See the post on McNamara’s Blog about the Irish Dominican Richard Luke Concanen, the first Bishop of the Diocese of New York, who died after having been prevented by French naval officers from boarding a ship destined for New York.
Cardinal Egan tells the story this way:
Richard Luke Concanen, the first Bishop of New York, was born in Ireland in 1747. At the age of 17 he fled his native land to make his way to Italy where in 1770 he was ordained a Dominican priests in Rome’s Lateran Basilica. For the next 35 years, Father Concanen held numerous positions of leadership in the Order of Preachers, all the while serving as “agent” in the Vatican for several bishops in England, Ireland and the United States, one of them being Bishop Carroll of Baltimore.

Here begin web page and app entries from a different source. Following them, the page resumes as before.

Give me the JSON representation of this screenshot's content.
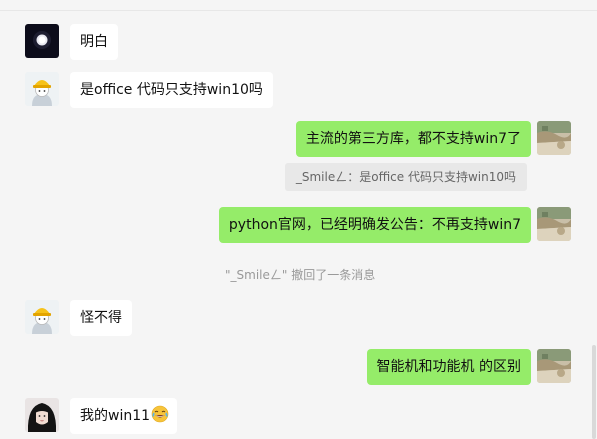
{
  "messages": [
    {
      "side": "left",
      "sender": "night-moon",
      "text": "明白"
    },
    {
      "side": "left",
      "sender": "cartoon-hat",
      "text": "是office 代码只支持win10吗"
    },
    {
      "side": "right",
      "sender": "self",
      "text": "主流的第三方库，都不支持win7了"
    },
    {
      "quote": "_Smileㄥ：是office 代码只支持win10吗"
    },
    {
      "side": "right",
      "sender": "self",
      "text": "python官网，已经明确发公告：不再支持win7"
    },
    {
      "system": "\"_Smileㄥ\" 撤回了一条消息"
    },
    {
      "side": "left",
      "sender": "cartoon-hat",
      "text": "怪不得"
    },
    {
      "side": "right",
      "sender": "self",
      "text": "智能机和功能机 的区别"
    },
    {
      "side": "left",
      "sender": "dark-hair-girl",
      "text": "我的win11",
      "emoji": "face-with-tears-of-joy"
    }
  ],
  "colors": {
    "background": "#f5f5f5",
    "left_bubble": "#ffffff",
    "right_bubble": "#95ec69",
    "quote_bg": "#e8e8e8",
    "system_text": "#999999"
  }
}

The wars that followed upon the French Revolution and the ascendancy of Napoleon inflicted immense damage on the Church throughout Europe. Father Concanen lived through the tragic pontificate of Pope Clement XIV during which various religious orders, including the Jesuits, were suppressed for political reasons and the even more tragic pontificates of Pope Pius VI and Pope Pius VII, both of whom were imprisoned in Paris by Napoleon to the horror of Catholics across the world. He watched England oppress Ireland and the Church in Ireland. And to cap the climax, he spent the last two years of his life, from 1808 to 1810, trying to gain passage to New York in the face of embargoes by both the English and the French which made travel to the United States virtually impossible.

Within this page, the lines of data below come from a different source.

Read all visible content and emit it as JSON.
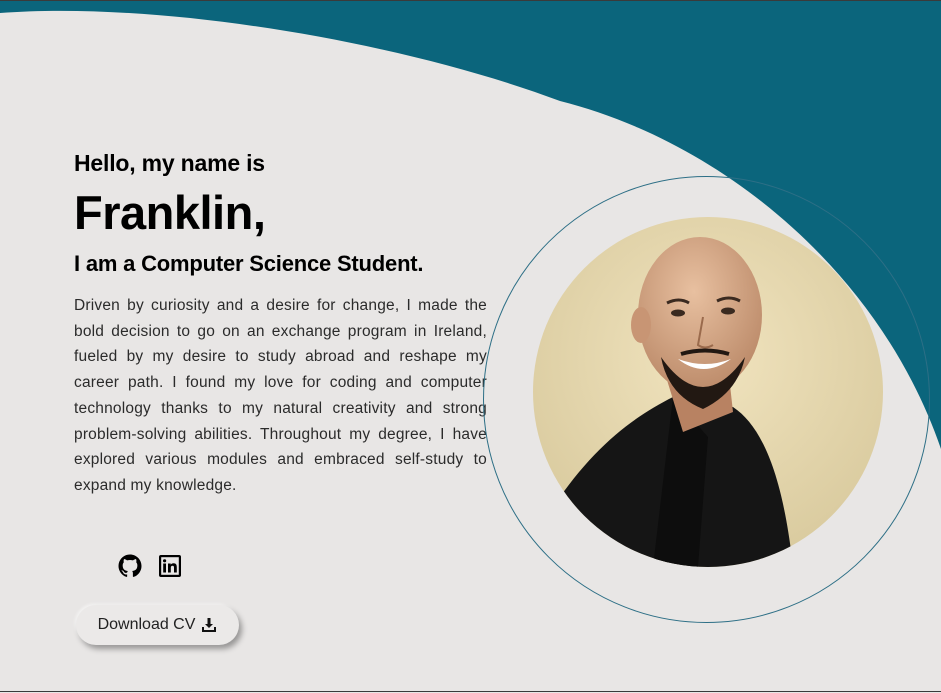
{
  "hero": {
    "greeting": "Hello, my name is",
    "name": "Franklin,",
    "role": "I am a Computer Science Student.",
    "bio": "Driven by curiosity and a desire for change, I made the bold decision to go on an exchange program in Ireland, fueled by my desire to study abroad and reshape my career path. I found my love for coding and computer technology thanks to my natural creativity and strong problem-solving abilities. Throughout my degree, I have explored various modules and embraced self-study to expand my knowledge."
  },
  "socials": [
    {
      "icon": "github-icon"
    },
    {
      "icon": "linkedin-icon"
    }
  ],
  "cv_button": {
    "label": "Download CV",
    "icon": "download-icon"
  },
  "colors": {
    "background": "#e8e6e5",
    "accent": "#0b657c",
    "ring": "#2d6f86",
    "text": "#000000"
  }
}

On June 19, 1810, Bishop Concanen, who had been consecrated in Rome in April of 1808, died in Naples after having been prevented by French naval officers from boarding a ship destined for New York. He was buried the next day in a Neapolitan church dedicated to St. Joseph where few, if any, even knew who he was.
For more information see the article by the historian of the Province of St. Joseph, V. F. O’Daniel, O.P., “The Right Rev. Richard Luke Concanen, O. P., the First Bishop of New York (1747-1810),” The Catholic Historical Review, Vol. 1, No. 4 (Jan., 1916), pp. 400-421.